Transmission Lines to Transport Texas Wind Power to Other States

This post was contributed by Stephanie Dula, Community Manager at SaveOnEnergy.

June 10, 2014

For more than a century, Texas has practically had its own energy infrastructure. In fact, it’s the only state that has its own power grid, the Texas Interconnected System. The rest of the country shares power resources on two different power grids, the Eastern and Western Interconnections.

But it appears that’s soon going to change. A new transmission line was recently approved by the Federal Energy Regulatory Commission that will enable Texas to easily share its energy resources with states in the Southeast.

The transmission line, which was proposed by California-based company Pattern Energy will have the capacity to transport 3,000 megawatts of renewable energy from North Texas wind farms to Louisiana and Mississippi. The Southern Cross project, as it’s called, will span about 400 miles, beginning just north of Dallas.

Pattern Energy expects the transmission line to be up and running by 2019.

Why Texas?
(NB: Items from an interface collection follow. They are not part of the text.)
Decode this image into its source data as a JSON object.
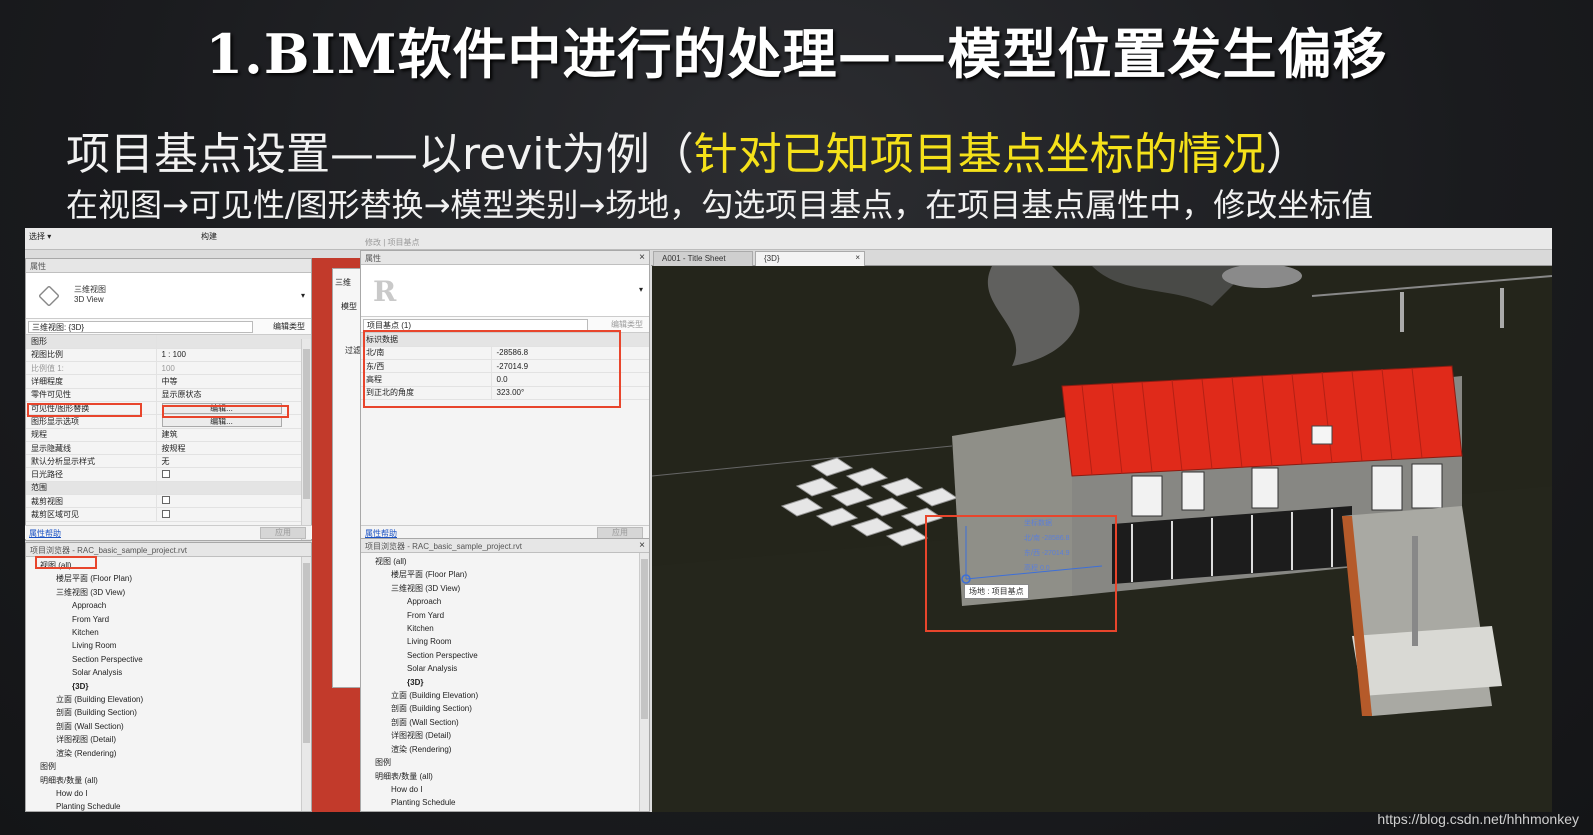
{
  "slide": {
    "title": "1.BIM软件中进行的处理——模型位置发生偏移",
    "subtitle_prefix": "项目基点设置——以revit为例（",
    "subtitle_highlight": "针对已知项目基点坐标的情况",
    "subtitle_suffix": "）",
    "instruction": "在视图→可见性/图形替换→模型类别→场地，勾选项目基点，在项目基点属性中，修改坐标值",
    "watermark": "https://blog.csdn.net/hhhmonkey",
    "highlight_color": "#f5e11a"
  },
  "ribbon": {
    "select_label": "选择 ▾",
    "build_label": "构建",
    "modify_label": "修改 | 项目基点"
  },
  "left_props": {
    "title": "属性",
    "type_name": "三维视图",
    "type_sub": "3D View",
    "instance_selector": "三维视图: {3D}",
    "edit_type": "编辑类型",
    "rows": [
      {
        "k": "图形",
        "v": "",
        "group": true
      },
      {
        "k": "视图比例",
        "v": "1 : 100"
      },
      {
        "k": "比例值 1:",
        "v": "100",
        "dim": true
      },
      {
        "k": "详细程度",
        "v": "中等"
      },
      {
        "k": "零件可见性",
        "v": "显示原状态"
      },
      {
        "k": "可见性/图形替换",
        "v": "编辑...",
        "button": true
      },
      {
        "k": "图形显示选项",
        "v": "编辑...",
        "button": true
      },
      {
        "k": "规程",
        "v": "建筑"
      },
      {
        "k": "显示隐藏线",
        "v": "按规程"
      },
      {
        "k": "默认分析显示样式",
        "v": "无"
      },
      {
        "k": "日光路径",
        "v": "",
        "check": true
      },
      {
        "k": "范围",
        "v": "",
        "group": true
      },
      {
        "k": "裁剪视图",
        "v": "",
        "check": true
      },
      {
        "k": "裁剪区域可见",
        "v": "",
        "check": true
      }
    ],
    "help": "属性帮助",
    "apply": "应用"
  },
  "left_browser": {
    "title": "项目浏览器 - RAC_basic_sample_project.rvt",
    "items": [
      {
        "t": "视图 (all)",
        "lvl": 0
      },
      {
        "t": "楼层平面 (Floor Plan)",
        "lvl": 1
      },
      {
        "t": "三维视图 (3D View)",
        "lvl": 1
      },
      {
        "t": "Approach",
        "lvl": 2
      },
      {
        "t": "From Yard",
        "lvl": 2
      },
      {
        "t": "Kitchen",
        "lvl": 2
      },
      {
        "t": "Living Room",
        "lvl": 2
      },
      {
        "t": "Section Perspective",
        "lvl": 2
      },
      {
        "t": "Solar Analysis",
        "lvl": 2
      },
      {
        "t": "{3D}",
        "lvl": 2,
        "bold": true
      },
      {
        "t": "立面 (Building Elevation)",
        "lvl": 1
      },
      {
        "t": "剖面 (Building Section)",
        "lvl": 1
      },
      {
        "t": "剖面 (Wall Section)",
        "lvl": 1
      },
      {
        "t": "详图视图 (Detail)",
        "lvl": 1
      },
      {
        "t": "渲染 (Rendering)",
        "lvl": 1
      },
      {
        "t": "图例",
        "lvl": 0
      },
      {
        "t": "明细表/数量 (all)",
        "lvl": 0
      },
      {
        "t": "How do I",
        "lvl": 1
      },
      {
        "t": "Planting Schedule",
        "lvl": 1
      }
    ]
  },
  "mid_dialog": {
    "title": "三维",
    "label1": "模型",
    "label2": "过滤"
  },
  "right_props": {
    "title": "属性",
    "selector": "项目基点 (1)",
    "edit_type": "编辑类型",
    "group": "标识数据",
    "rows": [
      {
        "k": "北/南",
        "v": "-28586.8"
      },
      {
        "k": "东/西",
        "v": "-27014.9"
      },
      {
        "k": "高程",
        "v": "0.0"
      },
      {
        "k": "到正北的角度",
        "v": "323.00°"
      }
    ],
    "help": "属性帮助",
    "apply": "应用"
  },
  "right_browser": {
    "title": "项目浏览器 - RAC_basic_sample_project.rvt",
    "items": [
      {
        "t": "视图 (all)",
        "lvl": 0
      },
      {
        "t": "楼层平面 (Floor Plan)",
        "lvl": 1
      },
      {
        "t": "三维视图 (3D View)",
        "lvl": 1
      },
      {
        "t": "Approach",
        "lvl": 2
      },
      {
        "t": "From Yard",
        "lvl": 2
      },
      {
        "t": "Kitchen",
        "lvl": 2
      },
      {
        "t": "Living Room",
        "lvl": 2
      },
      {
        "t": "Section Perspective",
        "lvl": 2
      },
      {
        "t": "Solar Analysis",
        "lvl": 2
      },
      {
        "t": "{3D}",
        "lvl": 2,
        "bold": true
      },
      {
        "t": "立面 (Building Elevation)",
        "lvl": 1
      },
      {
        "t": "剖面 (Building Section)",
        "lvl": 1
      },
      {
        "t": "剖面 (Wall Section)",
        "lvl": 1
      },
      {
        "t": "详图视图 (Detail)",
        "lvl": 1
      },
      {
        "t": "渲染 (Rendering)",
        "lvl": 1
      },
      {
        "t": "图例",
        "lvl": 0
      },
      {
        "t": "明细表/数量 (all)",
        "lvl": 0
      },
      {
        "t": "How do I",
        "lvl": 1
      },
      {
        "t": "Planting Schedule",
        "lvl": 1
      }
    ]
  },
  "view_tabs": [
    {
      "label": "A001 - Title Sheet",
      "active": false
    },
    {
      "label": "{3D}",
      "active": true
    }
  ],
  "view3d": {
    "tooltip": "场地 : 项目基点",
    "overlay_lines": [
      "北/南   -28586.8",
      "东/西   -27014.9",
      "高程   0.0"
    ],
    "overlay_head": "坐标数据"
  }
}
Texas is making serious headway in the wind energy industry. Already, the state has more wind energy installed than any other state—12,300 megawatts worth. The next closest state is California, and it only has 5,800 megawatts of installed wind energy capacity.
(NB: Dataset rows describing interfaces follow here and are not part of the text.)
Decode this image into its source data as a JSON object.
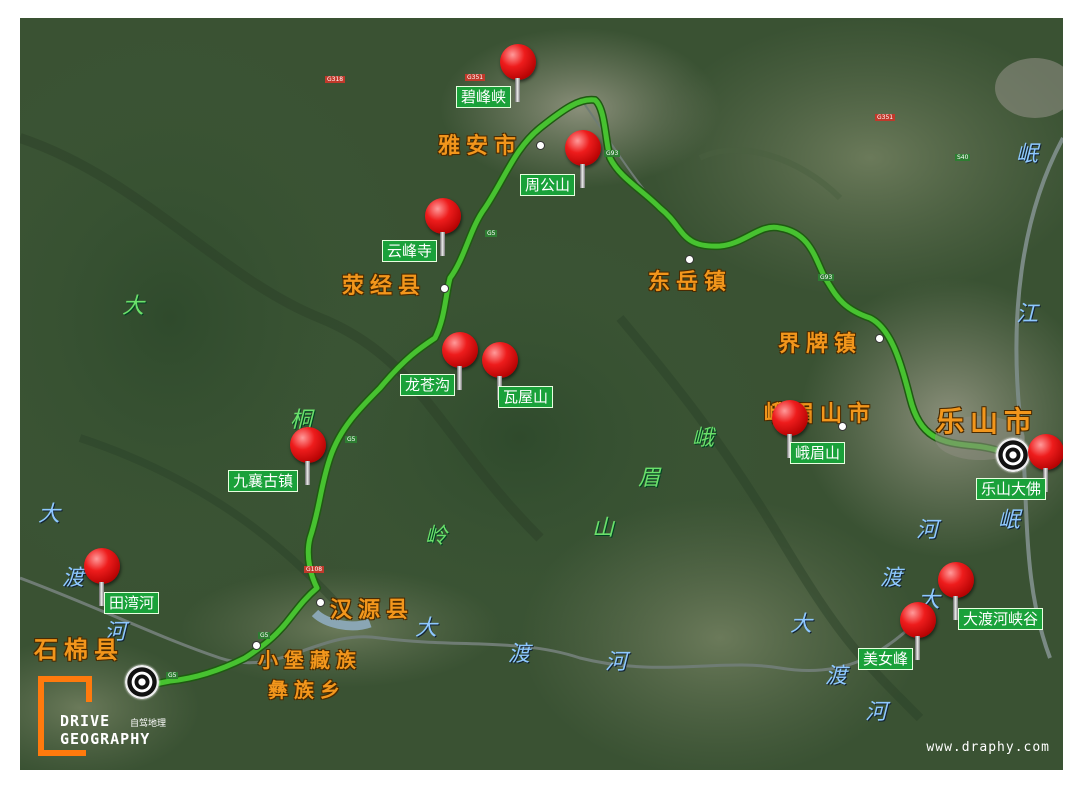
{
  "poi_labels": {
    "bifengxia": "碧峰峡",
    "zhougongshan": "周公山",
    "yunfengsi": "云峰寺",
    "longcanggou": "龙苍沟",
    "wawushan": "瓦屋山",
    "jiuxiang": "九襄古镇",
    "tianwanhe": "田湾河",
    "emeishan": "峨眉山",
    "leshan_dafo": "乐山大佛",
    "meinvfeng": "美女峰",
    "daduhe": "大渡河峡谷"
  },
  "cities": {
    "yaan": "雅安市",
    "yingjing": "荥经县",
    "dongyue": "东岳镇",
    "jiepai": "界牌镇",
    "emei_city": "峨眉山市",
    "leshan": "乐山市",
    "hanyuan": "汉源县",
    "xiaobao_1": "小堡藏族",
    "xiaobao_2": "彝族乡",
    "shimian": "石棉县"
  },
  "geo_text": {
    "tong": "桐",
    "ling": "岭",
    "da_left": "大",
    "du_left": "渡",
    "he_left": "河",
    "da_left2": "大",
    "e": "峨",
    "mei": "眉",
    "shan": "山",
    "da_mid": "大",
    "du_mid": "渡",
    "he_mid": "河",
    "da_bot": "大",
    "du_bot": "渡",
    "he_bot": "河",
    "he_right": "河",
    "du_right": "渡",
    "da_right": "大",
    "min1": "岷",
    "jiang": "江",
    "min2": "岷"
  },
  "road_shields": [
    "G351",
    "G318",
    "G5",
    "G93",
    "G108",
    "S40",
    "G351",
    "G93",
    "G5",
    "G5",
    "G5"
  ],
  "branding": {
    "line1": "DRIVE",
    "line2": "GEOGRAPHY",
    "cn": "自驾地理",
    "url": "www.draphy.com"
  },
  "colors": {
    "route": "#47c230",
    "pin": "#e61e1e",
    "label_bg": "#1aa13a",
    "city_text": "#f2961c",
    "logo_orange": "#ff7a0d"
  }
}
And the state is quickly spinning up new wind farms and solar arrays. According to the Electric Reliability Council of Texas, renewable energy grew 12 percent in 2013.

Texas has already had success implementing a similar transmission line project. At the end of 2013, the state completed a $7 billion transmission line, stretching across 3,600 miles of the Lone Star State. The lines will allow Texas to move as much as 18,500 megawatts of renewable energy from its windiest areas, such as West Texas, to the rest of the state.

Although it’s only been operational for less than a year, the new transmission line project in Texas has helped spur the growth of wind energy even further. ERCOT has already signed interconnection agreements for about 9,000 megawatts worth of renewable energy, 7,000 of which is expected to come on line by 2016.

So far, all of the renewable wind energy is sold through power purchase agreements to utilities or energy providers in Texas’ energy deregulated regions. But Pattern Energy believes there’s a big opportunity to sell the clean energy to companies in other states. Once the Southern Cross project is completed, Pattern Energy will use its affiliate, Pattern Power Marketing, to purchase renewable energy in Texas and then sell it to states in the Southeast.

While it may seem like a great deal for other states, Texas is probably benefitting the most. Electricity will flow both ways on the transmission line. When the state’s energy infrastructure is constrained, it will be able to quickly access the power it needs to prevent blackouts.

There’s a financial benefit too. The new transmission line is expected to cost about $2 billion, boosting the Texas economy with jobs and money. It’s also likely to spur renewable growth in Texas even further, as new companies look to invest and capitalize on Texas’ thriving wind energy industry.

wind turbine

New Transmission Lines Would Save Consumers Hundreds of Dollars

A recent study, detailed in this article by Jack Smith of the Fort Worth Star-Telegram, shows how new transmission lines from wind farms in West Texas to the Dallas-Fort Worth metro area would “enable a huge expansion of the state’s wind-power industry, lower electric bills, generate jobs, reduce emissions and conserve water.”

The study was conducted by the Perryman Group, and is available for download here.  It states that the average Texan would save between $160 and $355 once the new high-voltage transmission lines were built.

Titled “Winds of Prosperity,” the study concludes that “construction and development of the new transmission facilities as well as anticipated wind turbine development is estimated to lead to gains in business activity in the state totaling $30.6 billion in output (gross product) and 383,972 person-years of employment.”

Click here to read the article from the Star-Telegram.

Click here to read the full report from the Perryman Group.